Let’s start with the bottom line. LSU isn’t going to lose any of its four nonconference games, though Western Kentucky on Oct. 24 is going to be a tougher test than many fans expect.
Now, let’s hit the ceiling. LSU isn’t going undefeated, either. This isn’t a huge condemnation. I would wager the house note (OK, maybe the car note) that no Southeastern Conference team is going to get to December unscathed. It’s that kind of year in the SEC.
Top end, the Tigers could go about 10-2. That’s probably not going to get you in the College Football Playoff, but the right 10-2 could certainly have you in the SEC Championship Game and/or a CFP bowl. Ole Miss got to a CFP bowl (Peach) with a 9-3 record last year.
Every SEC game for the Tigers is winnable and losable. There isn’t an easy-touch Kentucky game on the slate this year. Even Mississippi State, the default pick in many corners to finish last in the SEC West, comes armed with none other than the preseason All-SEC quarterback, Dak Prescott.
So, minimum four wins for sure, max of 10. LSU could fall anywhere in between.
Just trying to figure out where is much more of a guessing game than usual because of the factors tugging the Tigers’ fate this way and that.
The pros: LSU boasts a legitimate Heisman Trophy candidate in tailback/kick returner Leonard Fournette.
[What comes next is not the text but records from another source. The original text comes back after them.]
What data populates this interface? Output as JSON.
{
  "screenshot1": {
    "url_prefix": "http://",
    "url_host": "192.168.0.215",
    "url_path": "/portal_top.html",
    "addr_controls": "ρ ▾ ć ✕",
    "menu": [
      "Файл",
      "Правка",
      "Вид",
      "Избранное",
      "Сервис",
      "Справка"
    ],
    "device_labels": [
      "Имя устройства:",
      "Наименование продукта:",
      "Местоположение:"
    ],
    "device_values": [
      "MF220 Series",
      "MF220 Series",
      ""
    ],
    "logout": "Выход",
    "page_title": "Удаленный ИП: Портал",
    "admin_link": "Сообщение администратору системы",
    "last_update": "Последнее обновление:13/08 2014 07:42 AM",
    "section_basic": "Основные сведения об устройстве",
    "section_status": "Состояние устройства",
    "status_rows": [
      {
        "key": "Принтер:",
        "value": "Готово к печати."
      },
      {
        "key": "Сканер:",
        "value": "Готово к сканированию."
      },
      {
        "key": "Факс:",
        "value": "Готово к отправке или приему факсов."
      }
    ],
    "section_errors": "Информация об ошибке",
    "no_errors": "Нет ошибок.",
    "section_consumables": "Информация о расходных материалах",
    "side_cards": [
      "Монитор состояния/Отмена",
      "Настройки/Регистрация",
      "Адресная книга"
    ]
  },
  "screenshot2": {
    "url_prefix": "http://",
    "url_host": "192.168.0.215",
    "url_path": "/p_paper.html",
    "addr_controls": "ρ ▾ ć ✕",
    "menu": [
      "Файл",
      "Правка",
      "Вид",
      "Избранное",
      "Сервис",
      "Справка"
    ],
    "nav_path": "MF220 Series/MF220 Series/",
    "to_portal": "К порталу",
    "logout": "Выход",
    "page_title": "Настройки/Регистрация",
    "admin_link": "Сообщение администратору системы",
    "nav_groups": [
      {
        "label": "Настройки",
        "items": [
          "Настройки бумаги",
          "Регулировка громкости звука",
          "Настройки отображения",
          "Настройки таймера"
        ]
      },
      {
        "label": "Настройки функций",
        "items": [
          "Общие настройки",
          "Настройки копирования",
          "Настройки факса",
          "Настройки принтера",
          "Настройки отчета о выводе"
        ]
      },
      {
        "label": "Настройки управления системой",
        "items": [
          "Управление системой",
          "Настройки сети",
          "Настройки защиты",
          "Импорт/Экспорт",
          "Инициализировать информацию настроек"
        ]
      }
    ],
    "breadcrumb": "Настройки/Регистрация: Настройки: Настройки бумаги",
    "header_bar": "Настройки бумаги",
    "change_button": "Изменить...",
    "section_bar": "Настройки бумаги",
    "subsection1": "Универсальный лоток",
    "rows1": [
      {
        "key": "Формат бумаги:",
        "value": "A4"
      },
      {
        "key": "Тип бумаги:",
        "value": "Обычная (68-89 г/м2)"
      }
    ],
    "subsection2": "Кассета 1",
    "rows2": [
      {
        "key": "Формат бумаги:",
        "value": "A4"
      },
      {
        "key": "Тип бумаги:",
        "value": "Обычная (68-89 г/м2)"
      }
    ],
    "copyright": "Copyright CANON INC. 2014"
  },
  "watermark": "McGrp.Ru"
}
Recruiting has been strong and looks as good or better than ever for 2016, with the Tigers in serious contention to land the nation’s consensus No. 1 class.
And there’s history on LSU’s side. In the three previous seasons since 2000 after the Tigers won eight games, they rebounded the following year: (10-3 with an SEC title in 2001, 13-1 with a national title in 2003 and 9-4 with a Citrus Bowl appearance in 2009.
The cons: There’s the lingering Chavis lawsuit that led LSU to hire defensive coordinator Kevin Steele, whose confidence rating from Tigers fans is tepid at best. The Chinese calendar for LSU apparently says this is the Year of the Arrest Warrant. There’s a quarterback derby that doesn’t boast a truly appealing candidate. And there’s history that rings an ominous tone for the Tigers, who went 8-0 in SEC play in 2011, 6-2 in 2012, 5-3 in 2013 and 4-4 in 2014.
That’s what’s known in the football biz as a negative trend.
It may seem like overdramatizing, and perhaps it is, but LSU’s status as a national power seems to be riding on this season. Now, you can last a long time on national reputation. Miles’ alma mater, Michigan, leaps to mind. The Wolverines have had one double-digit win season since 2007. But eventually you have to win big again.
It may seem simplistic or a cliché, but LSU’s chances of that big splash ride on its quarterback play. If Anthony Jennings and/or Brandon Harris can improve, just moderately, the rest of LSU’s top 10-worthy talent could carry the Tigers to a CFP bowl.
Whether that will happen is the toughest call of a tough-to-call 2015 season.
Follow Scott Rabalais on Twitter: @RabalaisAdv.